For our purposes: Myths are commonly held beliefs or ideas that are false. For a claim to be considered a myth one or more parts of it must be proved false. Other definitions of myth, such as those pertaining to the not false-but-allegorical stories we tell to explain things, are discussed on our “what is a myth?” page.

Below is a collection of all factoids rated “myth” (as in “not true or not fully true”) by our authors.  If you disagree or have more evidence to support a claim consider commenting. See our list of facts here.


Twinkies Never Go Bad Myth

Twinkies don’t last forever, but they can go a long time without spoiling (up to 30 years by one estimate). The “sell-by” shelf life of a Twinkie is 45 days, after that they go hard and brittle. However, due to the ingredients, a Twinkie won’t spoil for decades.

A Soul Has Weight Myth

There is no scientific evidence that shows that living beings have a soul or that a soul has weight. However, the notion that a soul has weight (specifically 21 grams) does come from a scientific study.

Turkeys Can’t Fly Myth

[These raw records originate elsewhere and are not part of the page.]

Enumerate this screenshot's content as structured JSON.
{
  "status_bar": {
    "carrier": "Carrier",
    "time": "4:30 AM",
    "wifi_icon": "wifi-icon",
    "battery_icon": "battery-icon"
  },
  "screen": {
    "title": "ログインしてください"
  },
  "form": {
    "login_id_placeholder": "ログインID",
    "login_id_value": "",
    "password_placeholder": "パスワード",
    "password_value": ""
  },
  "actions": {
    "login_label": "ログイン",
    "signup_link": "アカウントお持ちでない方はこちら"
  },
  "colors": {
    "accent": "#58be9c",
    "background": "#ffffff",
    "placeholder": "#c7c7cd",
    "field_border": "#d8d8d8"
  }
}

The idea that Turkeys can’t fly is a myth. Wild turkeys can fly in short bursts and actually will roost in trees at night. That said, while domestic turkeys can fly in theory, they are typically too heavy to fly in practice.

98.6°F (37°C) is the Normal Body Temperature Myth

98.6°F (37°C) is generally accepted as the normal body temperature of humans, but this commonly thought of average isn’t normal for everyone.  Studies have shown normal ranges from from 97°F (36.1°C) to 99°F (37.2°C) according to Mediineplus.gov.